───── Records ─────

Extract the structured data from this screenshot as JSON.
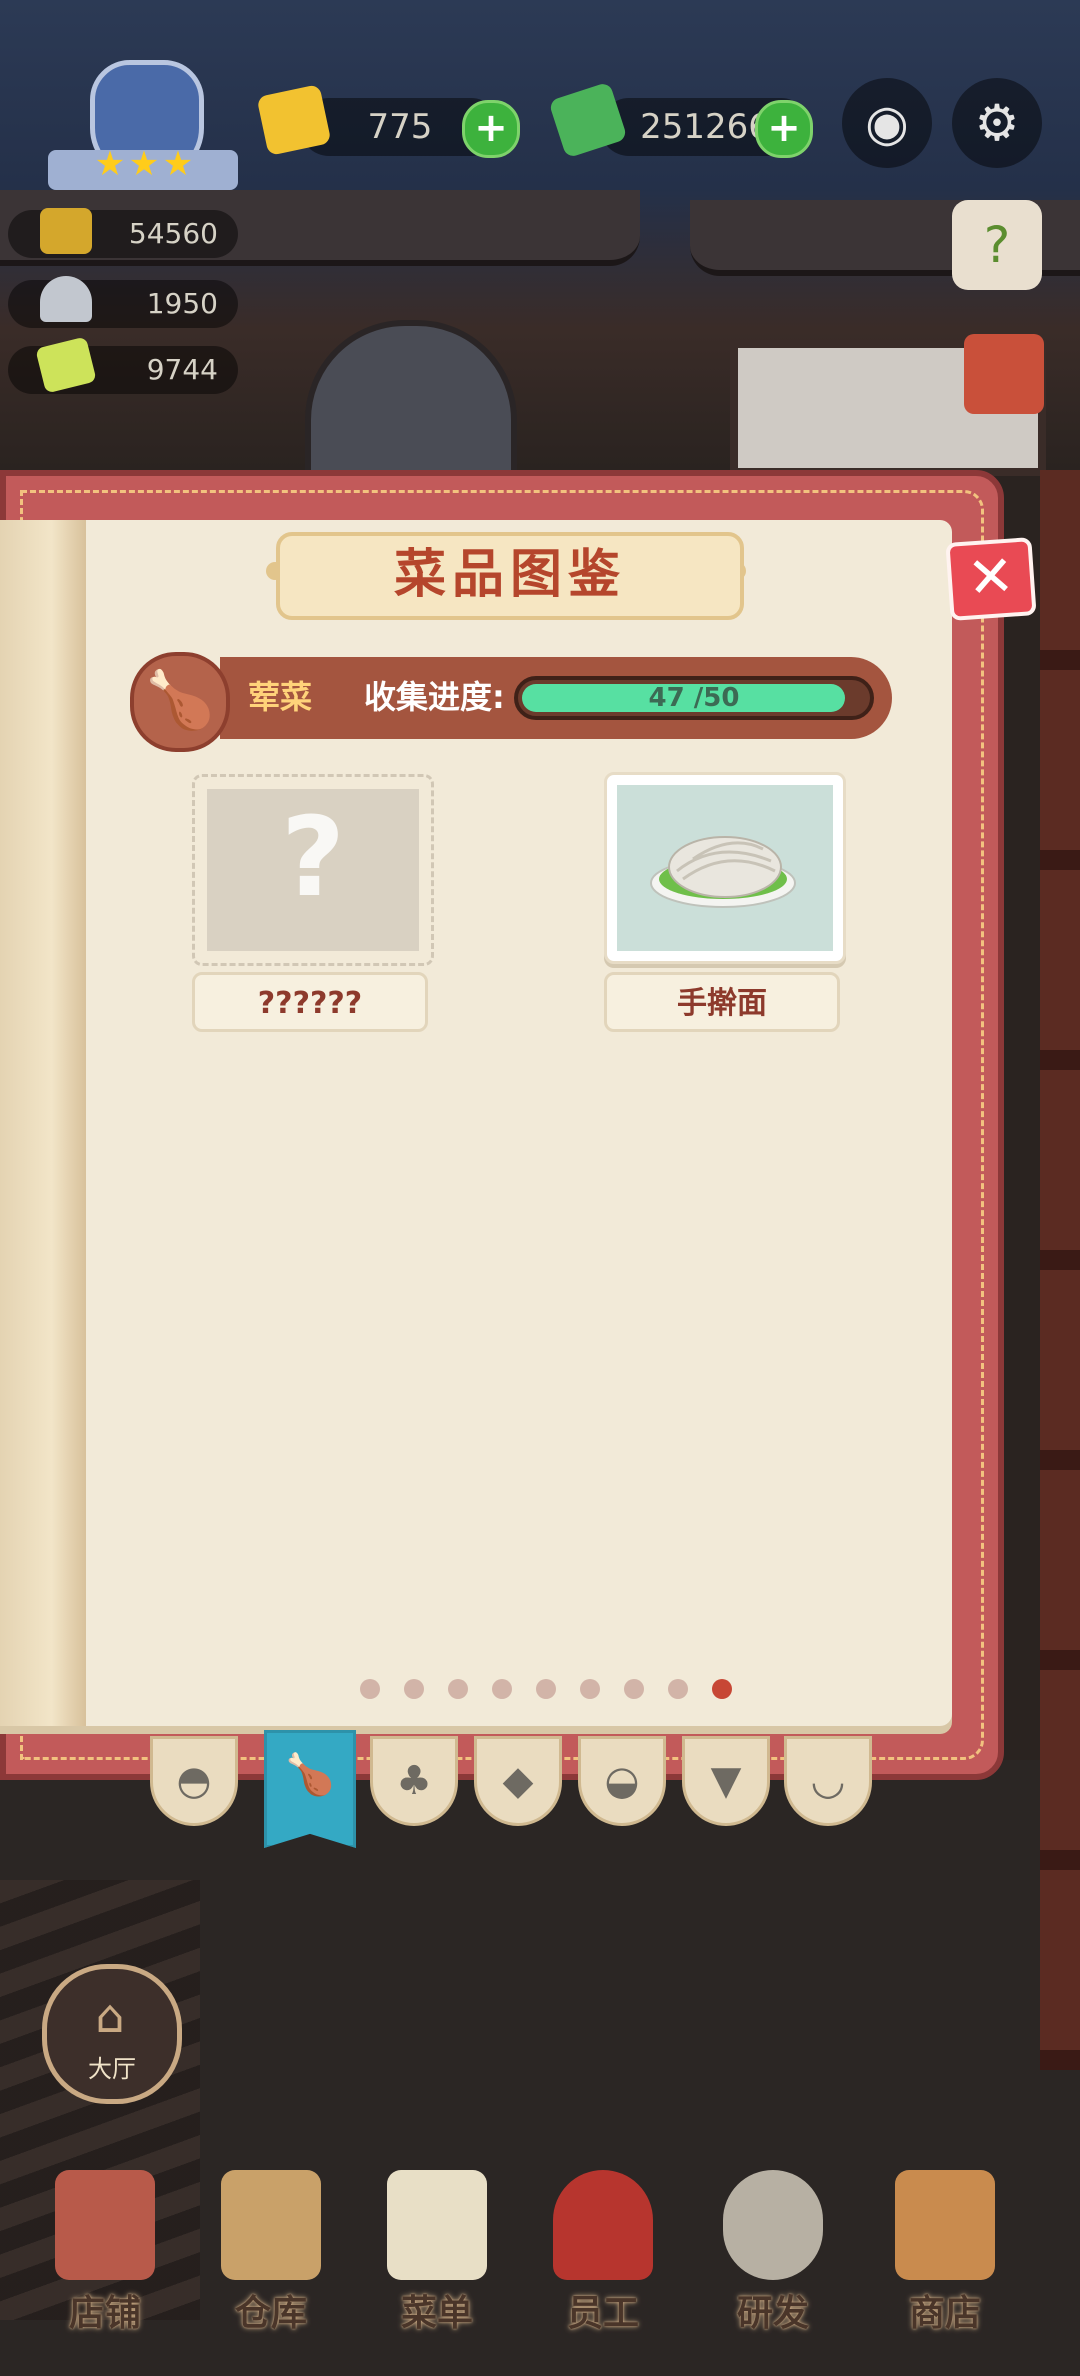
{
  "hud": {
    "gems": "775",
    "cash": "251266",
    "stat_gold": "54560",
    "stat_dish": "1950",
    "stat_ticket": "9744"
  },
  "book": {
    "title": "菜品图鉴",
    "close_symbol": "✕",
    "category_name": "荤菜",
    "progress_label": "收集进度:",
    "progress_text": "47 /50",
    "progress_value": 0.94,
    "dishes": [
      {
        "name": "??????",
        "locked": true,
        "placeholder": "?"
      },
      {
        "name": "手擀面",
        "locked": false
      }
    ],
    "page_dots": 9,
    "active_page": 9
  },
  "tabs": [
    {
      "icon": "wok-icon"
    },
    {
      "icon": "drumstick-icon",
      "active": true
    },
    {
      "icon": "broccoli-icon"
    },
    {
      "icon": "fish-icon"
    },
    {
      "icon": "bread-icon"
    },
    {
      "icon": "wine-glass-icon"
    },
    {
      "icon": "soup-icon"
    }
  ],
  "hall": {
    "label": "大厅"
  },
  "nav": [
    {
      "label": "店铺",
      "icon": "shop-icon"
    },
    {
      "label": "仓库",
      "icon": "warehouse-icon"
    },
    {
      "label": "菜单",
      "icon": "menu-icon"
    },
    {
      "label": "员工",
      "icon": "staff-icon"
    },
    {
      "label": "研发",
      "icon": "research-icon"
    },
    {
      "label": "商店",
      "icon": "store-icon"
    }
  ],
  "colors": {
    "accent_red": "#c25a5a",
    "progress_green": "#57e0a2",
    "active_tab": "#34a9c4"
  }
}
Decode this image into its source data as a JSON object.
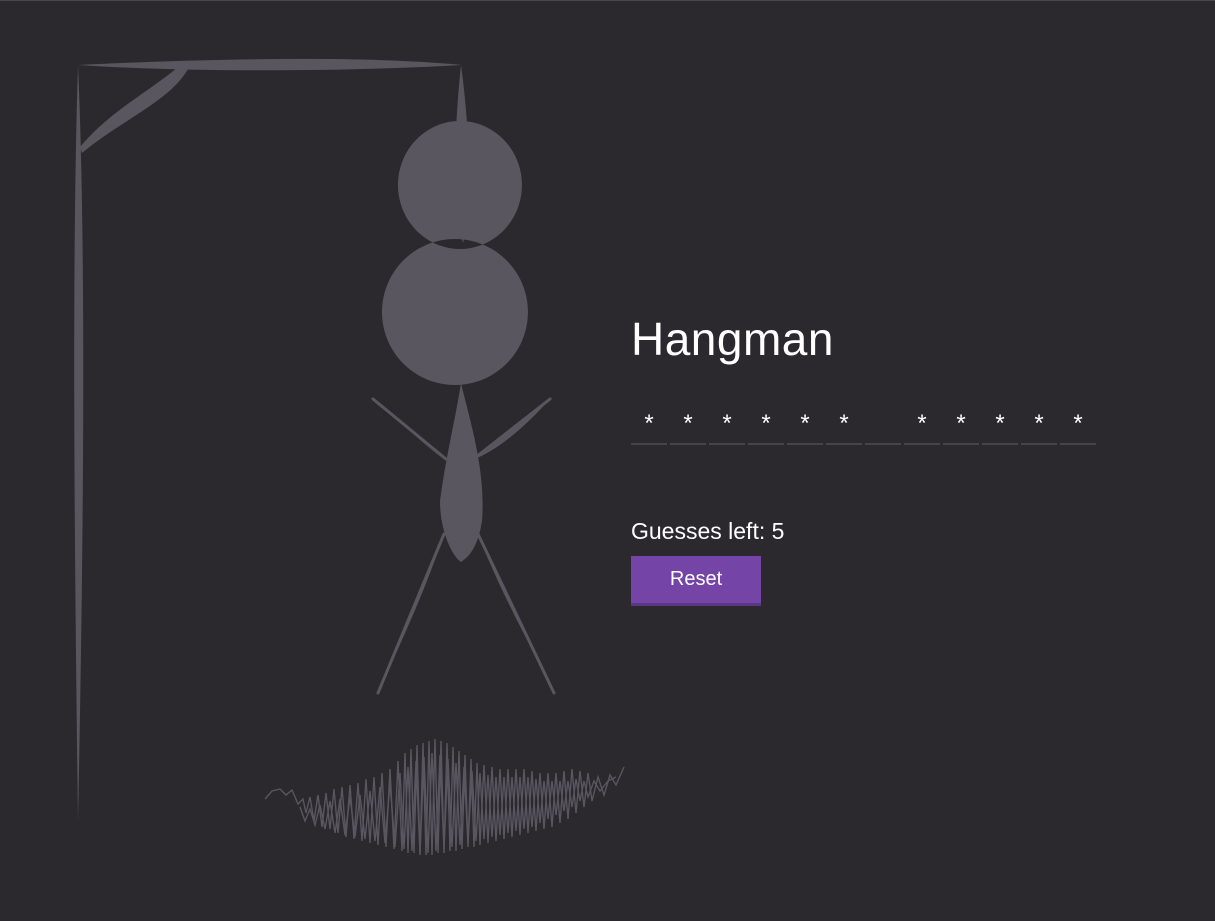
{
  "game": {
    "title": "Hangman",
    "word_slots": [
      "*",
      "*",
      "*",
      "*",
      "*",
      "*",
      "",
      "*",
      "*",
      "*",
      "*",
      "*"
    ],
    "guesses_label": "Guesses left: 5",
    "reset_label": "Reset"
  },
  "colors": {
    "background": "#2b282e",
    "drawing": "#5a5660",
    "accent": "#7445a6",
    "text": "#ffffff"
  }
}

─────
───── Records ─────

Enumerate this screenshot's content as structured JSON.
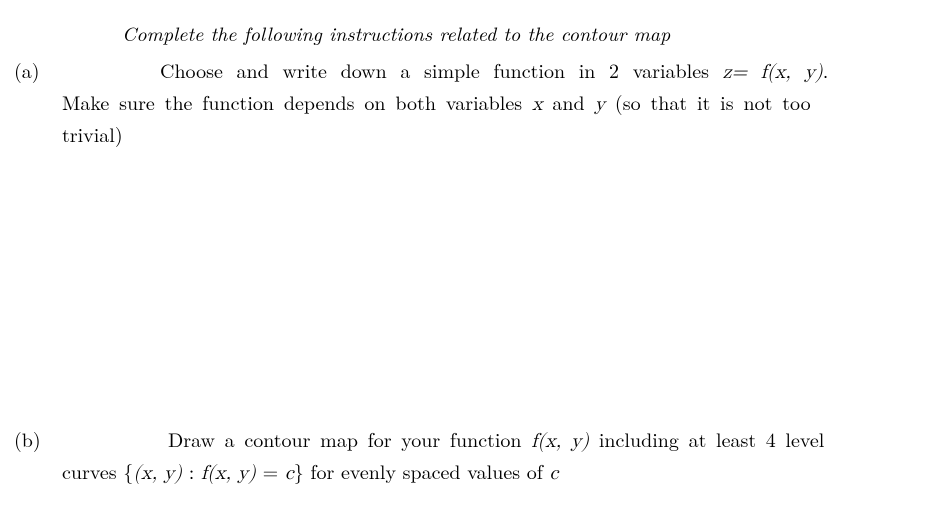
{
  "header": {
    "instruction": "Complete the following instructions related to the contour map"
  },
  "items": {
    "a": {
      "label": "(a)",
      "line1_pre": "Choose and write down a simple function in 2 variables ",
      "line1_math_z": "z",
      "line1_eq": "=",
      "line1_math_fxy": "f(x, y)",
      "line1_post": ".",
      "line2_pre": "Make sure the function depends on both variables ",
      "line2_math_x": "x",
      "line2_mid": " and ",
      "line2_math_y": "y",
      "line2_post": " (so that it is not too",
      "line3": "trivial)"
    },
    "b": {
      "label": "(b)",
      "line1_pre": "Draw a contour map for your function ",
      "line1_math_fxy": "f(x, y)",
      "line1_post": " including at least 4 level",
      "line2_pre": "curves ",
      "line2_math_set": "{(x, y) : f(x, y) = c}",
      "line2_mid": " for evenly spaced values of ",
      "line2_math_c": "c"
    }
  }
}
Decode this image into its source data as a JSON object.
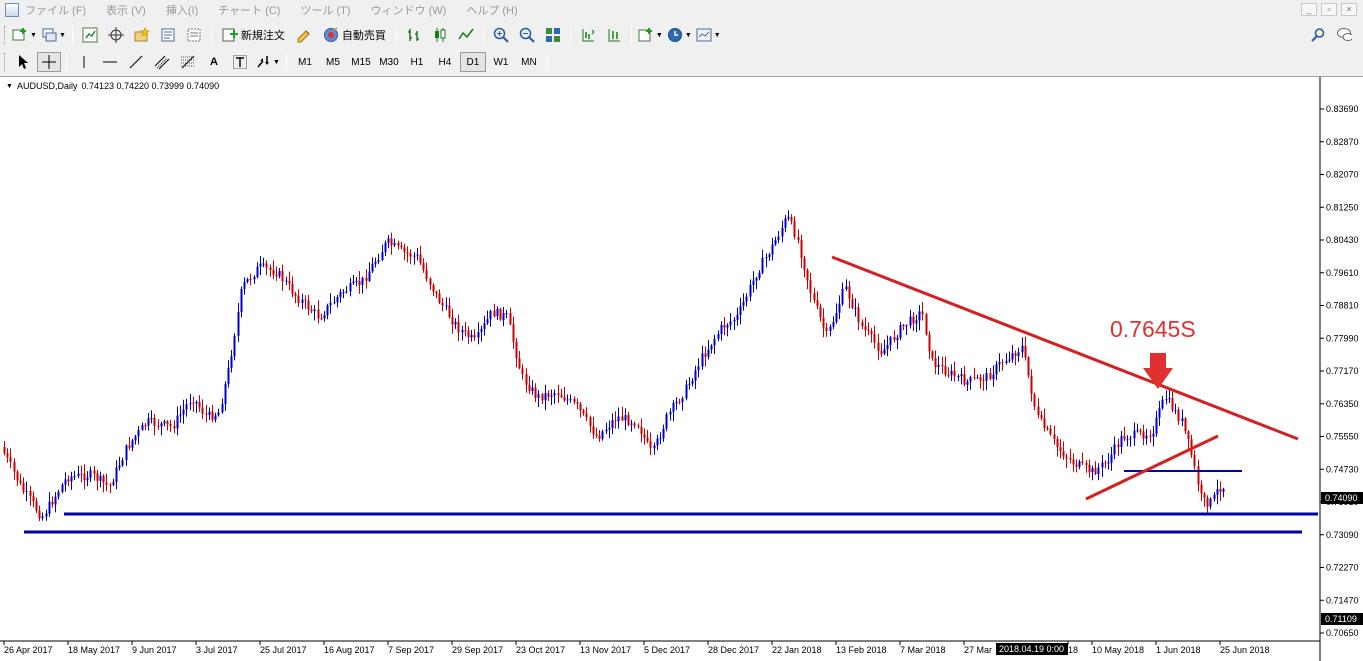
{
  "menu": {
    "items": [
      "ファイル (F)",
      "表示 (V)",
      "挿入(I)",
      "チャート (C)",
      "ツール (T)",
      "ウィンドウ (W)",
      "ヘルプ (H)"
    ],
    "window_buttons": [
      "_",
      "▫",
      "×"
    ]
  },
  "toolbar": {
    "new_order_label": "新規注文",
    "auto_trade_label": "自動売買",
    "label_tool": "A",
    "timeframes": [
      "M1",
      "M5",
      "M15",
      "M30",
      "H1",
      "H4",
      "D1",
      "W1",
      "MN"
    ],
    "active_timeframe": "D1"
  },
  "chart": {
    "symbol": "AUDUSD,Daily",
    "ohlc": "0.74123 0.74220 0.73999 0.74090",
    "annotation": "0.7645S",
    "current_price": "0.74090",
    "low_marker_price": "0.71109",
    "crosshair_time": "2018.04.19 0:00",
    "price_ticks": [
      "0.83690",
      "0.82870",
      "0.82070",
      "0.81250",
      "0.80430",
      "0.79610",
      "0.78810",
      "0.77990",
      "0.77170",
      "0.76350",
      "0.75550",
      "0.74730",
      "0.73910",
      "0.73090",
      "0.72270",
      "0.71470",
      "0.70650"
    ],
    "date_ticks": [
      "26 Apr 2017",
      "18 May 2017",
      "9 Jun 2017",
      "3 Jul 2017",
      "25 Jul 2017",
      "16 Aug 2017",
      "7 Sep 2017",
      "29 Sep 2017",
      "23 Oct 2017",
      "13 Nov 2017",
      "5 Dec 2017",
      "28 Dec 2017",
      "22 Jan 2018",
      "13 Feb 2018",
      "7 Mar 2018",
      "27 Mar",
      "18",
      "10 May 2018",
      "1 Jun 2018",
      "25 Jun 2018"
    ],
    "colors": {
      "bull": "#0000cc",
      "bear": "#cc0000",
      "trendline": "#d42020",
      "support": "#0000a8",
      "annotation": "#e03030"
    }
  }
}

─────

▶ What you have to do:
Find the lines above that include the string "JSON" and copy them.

▶ Task response:
Extract the structured data from this screenshot as JSON.
Decode this image into its source data as a JSON object.
Enumerate this screenshot's content as structured JSON.
Decode this image into its source data as a JSON object.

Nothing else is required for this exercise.